[[ RECORDS FOR THE TASK open ]]

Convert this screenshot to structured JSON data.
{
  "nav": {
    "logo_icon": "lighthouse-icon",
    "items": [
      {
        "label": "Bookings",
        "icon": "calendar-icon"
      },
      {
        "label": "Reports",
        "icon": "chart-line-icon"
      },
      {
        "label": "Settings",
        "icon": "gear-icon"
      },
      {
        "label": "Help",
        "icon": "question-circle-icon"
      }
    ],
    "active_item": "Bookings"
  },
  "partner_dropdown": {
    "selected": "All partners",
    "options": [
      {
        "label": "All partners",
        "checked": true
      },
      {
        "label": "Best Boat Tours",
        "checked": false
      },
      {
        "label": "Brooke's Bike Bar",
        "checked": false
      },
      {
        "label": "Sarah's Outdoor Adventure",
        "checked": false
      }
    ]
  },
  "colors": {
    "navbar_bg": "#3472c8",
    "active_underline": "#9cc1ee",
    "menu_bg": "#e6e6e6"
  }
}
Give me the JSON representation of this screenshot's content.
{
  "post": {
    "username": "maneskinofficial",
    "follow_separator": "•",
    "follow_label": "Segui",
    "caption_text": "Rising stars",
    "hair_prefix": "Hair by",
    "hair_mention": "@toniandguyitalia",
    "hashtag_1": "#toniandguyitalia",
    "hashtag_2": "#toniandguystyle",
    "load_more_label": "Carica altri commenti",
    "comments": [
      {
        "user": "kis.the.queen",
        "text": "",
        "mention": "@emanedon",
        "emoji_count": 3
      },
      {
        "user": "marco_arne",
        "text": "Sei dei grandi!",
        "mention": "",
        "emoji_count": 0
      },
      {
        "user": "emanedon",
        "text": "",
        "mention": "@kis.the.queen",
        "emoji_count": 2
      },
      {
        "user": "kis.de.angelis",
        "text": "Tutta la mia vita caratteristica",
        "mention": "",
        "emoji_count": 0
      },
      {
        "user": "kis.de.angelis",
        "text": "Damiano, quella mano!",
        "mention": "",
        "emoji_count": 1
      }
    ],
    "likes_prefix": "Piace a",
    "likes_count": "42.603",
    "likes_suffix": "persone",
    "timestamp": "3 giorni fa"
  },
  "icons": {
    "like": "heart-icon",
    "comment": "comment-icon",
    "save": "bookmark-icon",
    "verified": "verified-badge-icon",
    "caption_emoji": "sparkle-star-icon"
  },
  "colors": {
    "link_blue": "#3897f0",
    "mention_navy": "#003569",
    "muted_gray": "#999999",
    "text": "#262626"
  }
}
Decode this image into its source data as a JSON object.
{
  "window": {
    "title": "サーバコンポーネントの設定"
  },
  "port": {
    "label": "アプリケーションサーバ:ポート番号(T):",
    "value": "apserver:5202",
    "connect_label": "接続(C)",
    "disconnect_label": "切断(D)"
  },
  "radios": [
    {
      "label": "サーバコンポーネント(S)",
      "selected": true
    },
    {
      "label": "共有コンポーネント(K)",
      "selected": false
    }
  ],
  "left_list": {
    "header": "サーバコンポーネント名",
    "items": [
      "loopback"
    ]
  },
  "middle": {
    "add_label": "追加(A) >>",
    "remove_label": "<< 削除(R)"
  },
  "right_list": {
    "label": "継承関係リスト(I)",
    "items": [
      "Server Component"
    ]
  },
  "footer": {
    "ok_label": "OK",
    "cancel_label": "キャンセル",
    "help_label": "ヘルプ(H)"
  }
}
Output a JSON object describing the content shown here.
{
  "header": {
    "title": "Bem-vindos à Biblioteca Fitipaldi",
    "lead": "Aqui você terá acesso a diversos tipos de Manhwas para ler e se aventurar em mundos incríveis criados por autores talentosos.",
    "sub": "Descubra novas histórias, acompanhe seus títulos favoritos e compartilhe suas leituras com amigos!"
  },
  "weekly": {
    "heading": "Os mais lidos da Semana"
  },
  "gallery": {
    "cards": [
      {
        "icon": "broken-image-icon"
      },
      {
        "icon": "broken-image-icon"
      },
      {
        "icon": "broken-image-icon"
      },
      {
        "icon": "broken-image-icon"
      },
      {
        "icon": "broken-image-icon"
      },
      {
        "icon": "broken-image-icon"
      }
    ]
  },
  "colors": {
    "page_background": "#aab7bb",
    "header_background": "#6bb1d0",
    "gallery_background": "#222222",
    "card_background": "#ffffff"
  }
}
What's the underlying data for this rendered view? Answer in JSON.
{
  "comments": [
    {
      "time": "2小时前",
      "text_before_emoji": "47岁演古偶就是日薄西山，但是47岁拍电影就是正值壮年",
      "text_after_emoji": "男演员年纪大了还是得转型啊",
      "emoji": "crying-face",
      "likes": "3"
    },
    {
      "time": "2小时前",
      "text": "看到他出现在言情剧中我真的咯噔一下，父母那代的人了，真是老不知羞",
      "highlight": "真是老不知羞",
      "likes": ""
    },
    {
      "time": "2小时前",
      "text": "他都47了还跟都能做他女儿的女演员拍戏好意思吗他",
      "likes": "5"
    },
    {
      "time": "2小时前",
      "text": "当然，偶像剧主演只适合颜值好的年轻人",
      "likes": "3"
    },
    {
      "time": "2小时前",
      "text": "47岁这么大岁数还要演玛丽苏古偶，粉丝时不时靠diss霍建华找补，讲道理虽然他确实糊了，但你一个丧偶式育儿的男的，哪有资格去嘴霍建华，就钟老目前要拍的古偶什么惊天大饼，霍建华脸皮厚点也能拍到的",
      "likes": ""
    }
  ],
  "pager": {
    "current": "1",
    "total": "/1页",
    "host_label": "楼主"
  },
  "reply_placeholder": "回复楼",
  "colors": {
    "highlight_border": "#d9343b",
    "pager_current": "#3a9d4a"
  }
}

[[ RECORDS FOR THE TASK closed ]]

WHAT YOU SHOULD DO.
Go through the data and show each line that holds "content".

OUTPUT FOR THIS EXERCISE.
Give me the JSON representation of this screenshot's content.
Output a JSON object describing the content shown here.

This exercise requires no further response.